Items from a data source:

☆ ☆ ☆

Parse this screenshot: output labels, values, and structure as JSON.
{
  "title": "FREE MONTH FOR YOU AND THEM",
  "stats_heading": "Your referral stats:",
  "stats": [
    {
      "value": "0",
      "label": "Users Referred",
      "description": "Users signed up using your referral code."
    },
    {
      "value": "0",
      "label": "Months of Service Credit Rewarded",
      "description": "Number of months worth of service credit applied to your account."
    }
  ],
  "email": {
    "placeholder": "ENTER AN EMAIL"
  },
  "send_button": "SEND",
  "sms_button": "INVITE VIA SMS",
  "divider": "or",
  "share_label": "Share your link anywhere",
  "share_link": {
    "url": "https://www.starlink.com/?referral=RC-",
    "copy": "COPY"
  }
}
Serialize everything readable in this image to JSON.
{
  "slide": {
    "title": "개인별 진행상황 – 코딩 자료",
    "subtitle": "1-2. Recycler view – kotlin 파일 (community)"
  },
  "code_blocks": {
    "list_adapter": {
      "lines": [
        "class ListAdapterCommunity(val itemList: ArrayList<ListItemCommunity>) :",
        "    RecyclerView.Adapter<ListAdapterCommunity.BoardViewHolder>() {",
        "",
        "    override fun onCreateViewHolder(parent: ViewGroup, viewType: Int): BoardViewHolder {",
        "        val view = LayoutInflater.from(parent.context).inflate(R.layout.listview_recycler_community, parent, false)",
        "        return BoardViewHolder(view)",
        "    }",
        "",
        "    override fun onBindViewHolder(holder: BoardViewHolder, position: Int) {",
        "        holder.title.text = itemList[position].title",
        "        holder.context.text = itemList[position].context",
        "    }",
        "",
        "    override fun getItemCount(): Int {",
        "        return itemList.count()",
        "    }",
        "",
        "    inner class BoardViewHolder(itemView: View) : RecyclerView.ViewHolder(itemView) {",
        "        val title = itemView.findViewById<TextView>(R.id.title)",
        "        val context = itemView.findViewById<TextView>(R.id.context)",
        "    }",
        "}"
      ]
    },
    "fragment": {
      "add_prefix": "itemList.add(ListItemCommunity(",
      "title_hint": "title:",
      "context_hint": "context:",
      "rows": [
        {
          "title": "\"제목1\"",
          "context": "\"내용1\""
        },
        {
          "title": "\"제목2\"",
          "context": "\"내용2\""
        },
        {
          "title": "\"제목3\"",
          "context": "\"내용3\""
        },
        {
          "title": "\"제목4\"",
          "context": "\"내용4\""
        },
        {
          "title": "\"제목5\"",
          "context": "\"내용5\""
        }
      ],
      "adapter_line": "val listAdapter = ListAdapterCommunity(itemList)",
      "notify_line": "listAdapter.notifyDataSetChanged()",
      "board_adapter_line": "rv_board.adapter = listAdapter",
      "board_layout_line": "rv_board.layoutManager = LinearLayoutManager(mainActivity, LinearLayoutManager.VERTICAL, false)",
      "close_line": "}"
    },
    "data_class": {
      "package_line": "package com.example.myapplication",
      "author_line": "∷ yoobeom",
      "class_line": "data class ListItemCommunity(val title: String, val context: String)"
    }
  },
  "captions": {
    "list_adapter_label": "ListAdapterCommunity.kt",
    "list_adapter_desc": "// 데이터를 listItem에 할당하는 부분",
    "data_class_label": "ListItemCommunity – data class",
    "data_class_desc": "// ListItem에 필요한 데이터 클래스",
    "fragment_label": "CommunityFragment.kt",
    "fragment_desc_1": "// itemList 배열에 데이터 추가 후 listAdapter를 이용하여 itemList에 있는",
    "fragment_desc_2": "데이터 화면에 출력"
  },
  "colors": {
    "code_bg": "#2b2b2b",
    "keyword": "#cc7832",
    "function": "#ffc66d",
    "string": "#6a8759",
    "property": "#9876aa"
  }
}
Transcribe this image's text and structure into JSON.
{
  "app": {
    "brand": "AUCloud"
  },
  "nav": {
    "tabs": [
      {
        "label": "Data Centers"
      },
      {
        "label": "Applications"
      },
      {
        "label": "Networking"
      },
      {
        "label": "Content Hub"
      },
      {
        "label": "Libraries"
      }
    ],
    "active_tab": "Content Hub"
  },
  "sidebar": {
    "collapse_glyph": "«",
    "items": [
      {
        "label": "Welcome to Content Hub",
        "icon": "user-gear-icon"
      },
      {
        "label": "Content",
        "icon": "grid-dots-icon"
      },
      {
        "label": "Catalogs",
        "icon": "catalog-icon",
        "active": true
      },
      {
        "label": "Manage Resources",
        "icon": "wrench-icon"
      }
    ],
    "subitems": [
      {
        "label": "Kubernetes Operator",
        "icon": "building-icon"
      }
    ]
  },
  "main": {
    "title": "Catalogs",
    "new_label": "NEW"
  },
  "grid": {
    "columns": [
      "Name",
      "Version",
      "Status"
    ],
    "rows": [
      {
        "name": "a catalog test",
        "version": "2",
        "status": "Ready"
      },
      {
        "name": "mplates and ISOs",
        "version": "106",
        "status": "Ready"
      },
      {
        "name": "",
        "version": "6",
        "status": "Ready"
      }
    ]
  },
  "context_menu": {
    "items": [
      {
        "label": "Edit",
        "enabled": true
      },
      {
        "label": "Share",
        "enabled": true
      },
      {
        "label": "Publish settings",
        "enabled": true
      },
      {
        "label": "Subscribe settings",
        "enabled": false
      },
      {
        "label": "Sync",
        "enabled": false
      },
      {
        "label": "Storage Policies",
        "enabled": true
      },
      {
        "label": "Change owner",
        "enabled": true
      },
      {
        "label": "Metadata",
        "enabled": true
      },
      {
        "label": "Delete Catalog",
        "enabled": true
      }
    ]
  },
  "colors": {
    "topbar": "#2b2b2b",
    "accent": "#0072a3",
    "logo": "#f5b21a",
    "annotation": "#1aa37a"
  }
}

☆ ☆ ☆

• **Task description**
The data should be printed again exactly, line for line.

• **Worked solution**
Parse this screenshot: output labels, values, and structure as JSON.
{
  "title": "FREE MONTH FOR YOU AND THEM",
  "stats_heading": "Your referral stats:",
  "stats": [
    {
      "value": "0",
      "label": "Users Referred",
      "description": "Users signed up using your referral code."
    },
    {
      "value": "0",
      "label": "Months of Service Credit Rewarded",
      "description": "Number of months worth of service credit applied to your account."
    }
  ],
  "email": {
    "placeholder": "ENTER AN EMAIL"
  },
  "send_button": "SEND",
  "sms_button": "INVITE VIA SMS",
  "divider": "or",
  "share_label": "Share your link anywhere",
  "share_link": {
    "url": "https://www.starlink.com/?referral=RC-",
    "copy": "COPY"
  }
}
Serialize everything readable in this image to JSON.
{
  "slide": {
    "title": "개인별 진행상황 – 코딩 자료",
    "subtitle": "1-2. Recycler view – kotlin 파일 (community)"
  },
  "code_blocks": {
    "list_adapter": {
      "lines": [
        "class ListAdapterCommunity(val itemList: ArrayList<ListItemCommunity>) :",
        "    RecyclerView.Adapter<ListAdapterCommunity.BoardViewHolder>() {",
        "",
        "    override fun onCreateViewHolder(parent: ViewGroup, viewType: Int): BoardViewHolder {",
        "        val view = LayoutInflater.from(parent.context).inflate(R.layout.listview_recycler_community, parent, false)",
        "        return BoardViewHolder(view)",
        "    }",
        "",
        "    override fun onBindViewHolder(holder: BoardViewHolder, position: Int) {",
        "        holder.title.text = itemList[position].title",
        "        holder.context.text = itemList[position].context",
        "    }",
        "",
        "    override fun getItemCount(): Int {",
        "        return itemList.count()",
        "    }",
        "",
        "    inner class BoardViewHolder(itemView: View) : RecyclerView.ViewHolder(itemView) {",
        "        val title = itemView.findViewById<TextView>(R.id.title)",
        "        val context = itemView.findViewById<TextView>(R.id.context)",
        "    }",
        "}"
      ]
    },
    "fragment": {
      "add_prefix": "itemList.add(ListItemCommunity(",
      "title_hint": "title:",
      "context_hint": "context:",
      "rows": [
        {
          "title": "\"제목1\"",
          "context": "\"내용1\""
        },
        {
          "title": "\"제목2\"",
          "context": "\"내용2\""
        },
        {
          "title": "\"제목3\"",
          "context": "\"내용3\""
        },
        {
          "title": "\"제목4\"",
          "context": "\"내용4\""
        },
        {
          "title": "\"제목5\"",
          "context": "\"내용5\""
        }
      ],
      "adapter_line": "val listAdapter = ListAdapterCommunity(itemList)",
      "notify_line": "listAdapter.notifyDataSetChanged()",
      "board_adapter_line": "rv_board.adapter = listAdapter",
      "board_layout_line": "rv_board.layoutManager = LinearLayoutManager(mainActivity, LinearLayoutManager.VERTICAL, false)",
      "close_line": "}"
    },
    "data_class": {
      "package_line": "package com.example.myapplication",
      "author_line": "∷ yoobeom",
      "class_line": "data class ListItemCommunity(val title: String, val context: String)"
    }
  },
  "captions": {
    "list_adapter_label": "ListAdapterCommunity.kt",
    "list_adapter_desc": "// 데이터를 listItem에 할당하는 부분",
    "data_class_label": "ListItemCommunity – data class",
    "data_class_desc": "// ListItem에 필요한 데이터 클래스",
    "fragment_label": "CommunityFragment.kt",
    "fragment_desc_1": "// itemList 배열에 데이터 추가 후 listAdapter를 이용하여 itemList에 있는",
    "fragment_desc_2": "데이터 화면에 출력"
  },
  "colors": {
    "code_bg": "#2b2b2b",
    "keyword": "#cc7832",
    "function": "#ffc66d",
    "string": "#6a8759",
    "property": "#9876aa"
  }
}
Transcribe this image's text and structure into JSON.
{
  "app": {
    "brand": "AUCloud"
  },
  "nav": {
    "tabs": [
      {
        "label": "Data Centers"
      },
      {
        "label": "Applications"
      },
      {
        "label": "Networking"
      },
      {
        "label": "Content Hub"
      },
      {
        "label": "Libraries"
      }
    ],
    "active_tab": "Content Hub"
  },
  "sidebar": {
    "collapse_glyph": "«",
    "items": [
      {
        "label": "Welcome to Content Hub",
        "icon": "user-gear-icon"
      },
      {
        "label": "Content",
        "icon": "grid-dots-icon"
      },
      {
        "label": "Catalogs",
        "icon": "catalog-icon",
        "active": true
      },
      {
        "label": "Manage Resources",
        "icon": "wrench-icon"
      }
    ],
    "subitems": [
      {
        "label": "Kubernetes Operator",
        "icon": "building-icon"
      }
    ]
  },
  "main": {
    "title": "Catalogs",
    "new_label": "NEW"
  },
  "grid": {
    "columns": [
      "Name",
      "Version",
      "Status"
    ],
    "rows": [
      {
        "name": "a catalog test",
        "version": "2",
        "status": "Ready"
      },
      {
        "name": "mplates and ISOs",
        "version": "106",
        "status": "Ready"
      },
      {
        "name": "",
        "version": "6",
        "status": "Ready"
      }
    ]
  },
  "context_menu": {
    "items": [
      {
        "label": "Edit",
        "enabled": true
      },
      {
        "label": "Share",
        "enabled": true
      },
      {
        "label": "Publish settings",
        "enabled": true
      },
      {
        "label": "Subscribe settings",
        "enabled": false
      },
      {
        "label": "Sync",
        "enabled": false
      },
      {
        "label": "Storage Policies",
        "enabled": true
      },
      {
        "label": "Change owner",
        "enabled": true
      },
      {
        "label": "Metadata",
        "enabled": true
      },
      {
        "label": "Delete Catalog",
        "enabled": true
      }
    ]
  },
  "colors": {
    "topbar": "#2b2b2b",
    "accent": "#0072a3",
    "logo": "#f5b21a",
    "annotation": "#1aa37a"
  }
}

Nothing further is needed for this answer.